Because we need authentic hospitality (take one look at the news…our world is every shade of crazy and I’m convinced opening our hearts and homes is a beautiful first step towards restoration). Our world needs you, and all you have to offer.
Know what that means? Whatever gifts you have — they’ve been given for the use of one another. We can’t hide them away and assume they’re meant only for ourselves. We must use them to the best of our abilities. We’re given gifts to infuse facets of God’s character into the hearts and minds of those around us.
Our gifts enhance hospitality.
You make hospitality more meaningful when you play to your strengths and use your gifts. This will keep you from exhausting yourself on the unimportant as you invite people to gather.
But how do you do this? Here are some practical examples:
If you’re an incredible cook (but terrible gardener) and your kitchen is a place of coziness for all who gather there, spend your time making your famous homemade bacon carbonara. Let the weeds, bushes, and runaway flowers take over the yard.
If you’re an incredible gardener (but terrible cook) and your yard is a place of supreme peace for those who gather there, spend your time enhancing that atmosphere and artfully trimming the bushes. Pick up some cookies from a bakery and a jug of tea from the grocery store.
If you’ve had a long week at work and the thought of cleaning your house a little bit for that big party brings more stress than peace, ask your friends to bring lawn chairs, and invite your hubby to torch up a bonfire in the back yard. (Ah, the gift of delegation.)
If you’re awesome at igniting laughter and drawing people into conversation (but don’t have time to prep a meal before everyone comes over because your daughter’s soccer practice let out late), set out some board games and order a pizza.
If you’re great at hiking but don’t necessarily enjoy hosting folks at home all the time, take them out on the trails and share granola bars. You could also climb to a beachy dune and enjoy chips and dip.
Too exhausted for planning a gathering but have the gift of listening? Let people bring lunch over and help them feel valued as you listen to their stories.
You get the idea.

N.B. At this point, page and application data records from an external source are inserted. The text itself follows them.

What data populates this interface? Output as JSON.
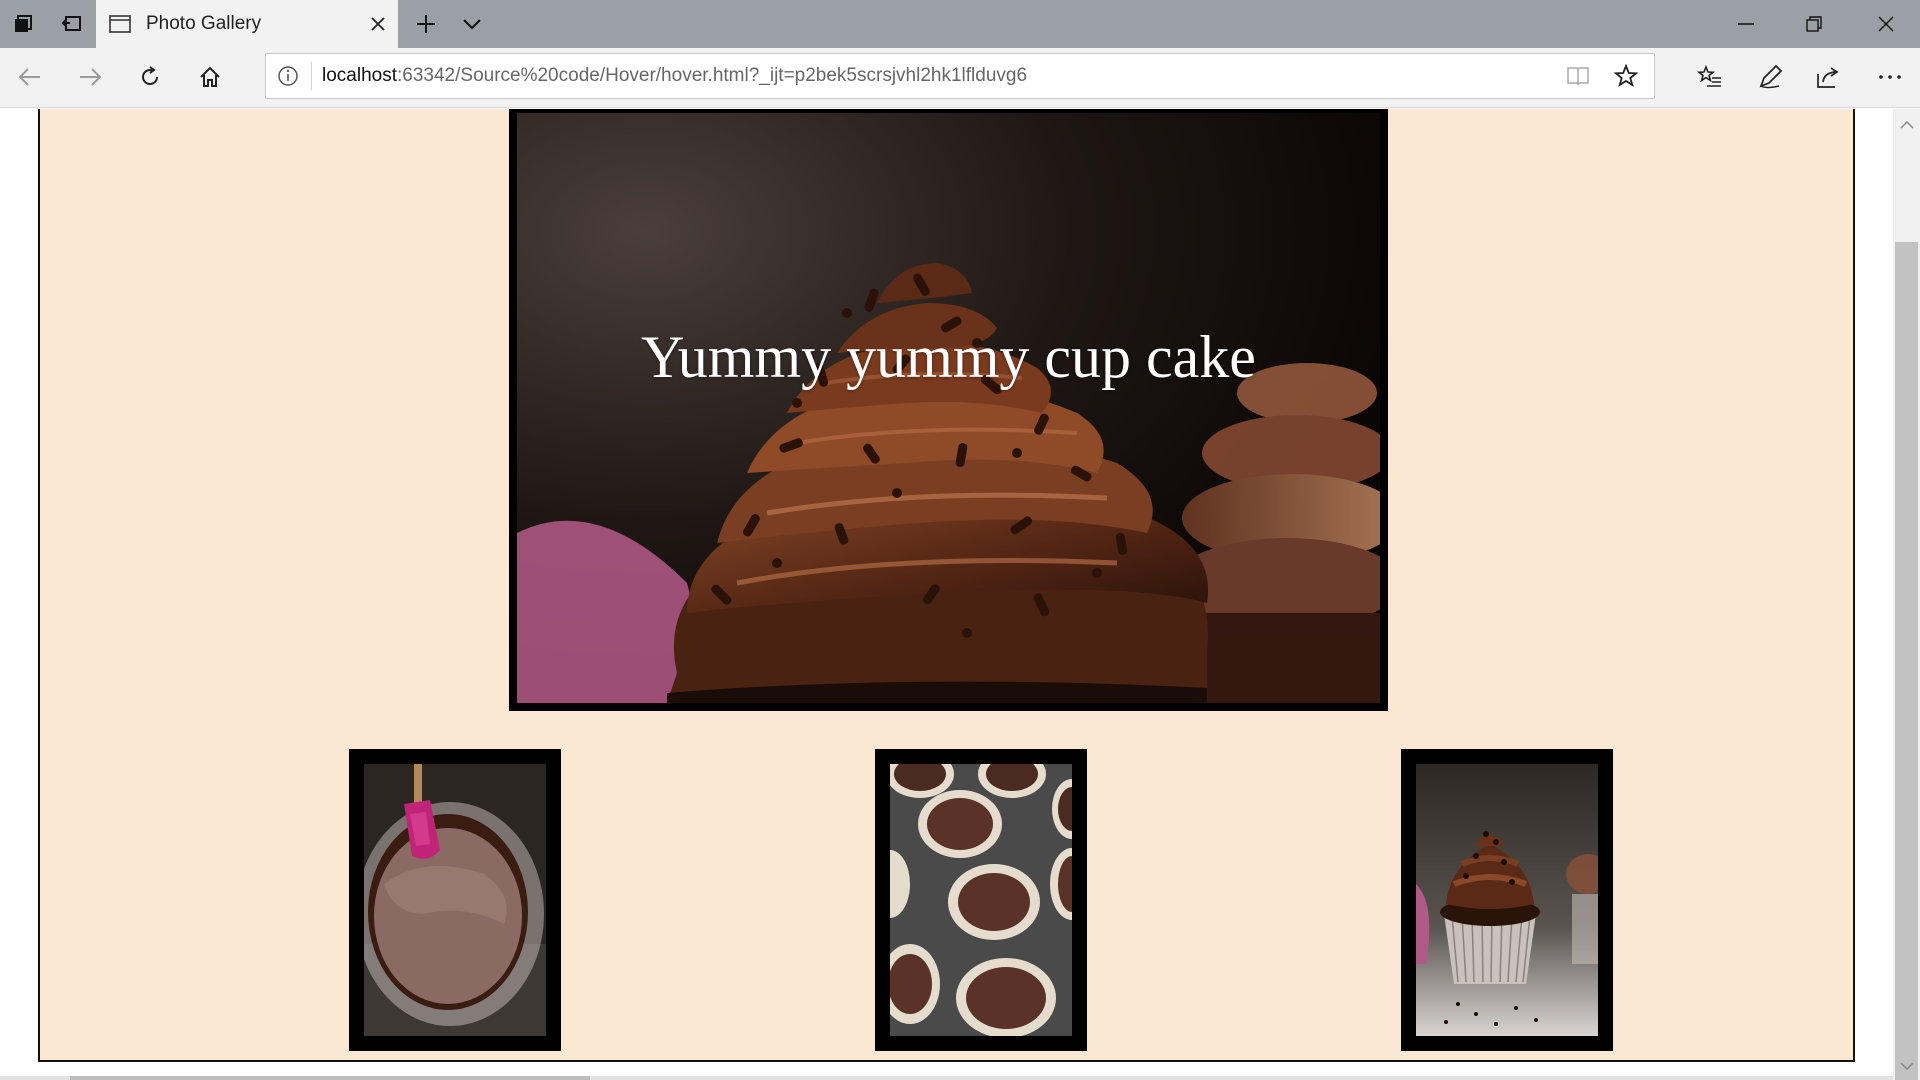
{
  "browser": {
    "tab": {
      "title": "Photo Gallery"
    },
    "address": {
      "host": "localhost",
      "rest": ":63342/Source%20code/Hover/hover.html?_ijt=p2bek5scrsjvhl2hk1lflduvg6"
    },
    "icons": {
      "tab_actions": [
        "tabs-aside-icon",
        "set-aside-tabs-icon"
      ],
      "new_tab": "plus-icon",
      "tab_list": "chevron-down-icon",
      "window": [
        "minimize-icon",
        "restore-icon",
        "close-icon"
      ],
      "nav": [
        "back-icon",
        "forward-icon",
        "refresh-icon",
        "home-icon"
      ],
      "address": [
        "info-icon",
        "reading-view-icon",
        "favorite-star-icon"
      ],
      "toolbar": [
        "favorites-list-icon",
        "pen-icon",
        "share-icon",
        "more-icon"
      ]
    }
  },
  "page": {
    "hero_caption": "Yummy yummy cup cake",
    "background_color": "#fae8d3",
    "frame_color": "#000000",
    "thumbnails": [
      {
        "name": "batter-bowl-thumbnail",
        "subject": "bowl of chocolate batter with pink spatula"
      },
      {
        "name": "muffin-tin-thumbnail",
        "subject": "muffin tin with batter-filled paper liners"
      },
      {
        "name": "cupcake-thumbnail",
        "subject": "chocolate frosted cupcake with sprinkles"
      }
    ]
  }
}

For me, using my gifts looks a lot like opening my home, gathering people together for creative experiences, fellowship, and food. I hope to do a lot more of this as the fall and winter approaches.
Two weeks ago my college-bound cousin visited and we crafted dorm room decorations for three days straight and consumed vast amounts of bacon. By the end of her visit she said, “I feel so relaxed, so at peace.” That melted my heart and let me know my gifts were shared well. Last week my friend Amy came over and we ate a bowl of popcorn and painted placemats while she told awesome stories of God moving in the lives of those around her. This week I’m hosting an Art & Eats mini retreat with my friend Kristi. We’ll be spending time with 12 ladies for an evening of creativity, tasty food, authentic friendship, and restoration.
Using your gifts enhances hospitality. I’ve seen it first hand.
Share in the comments below! And if you’re unsure how you could use one of your gifts to enhance hospitality — let’s brainstorm! List them out and I’ll help you weave them into hospitality.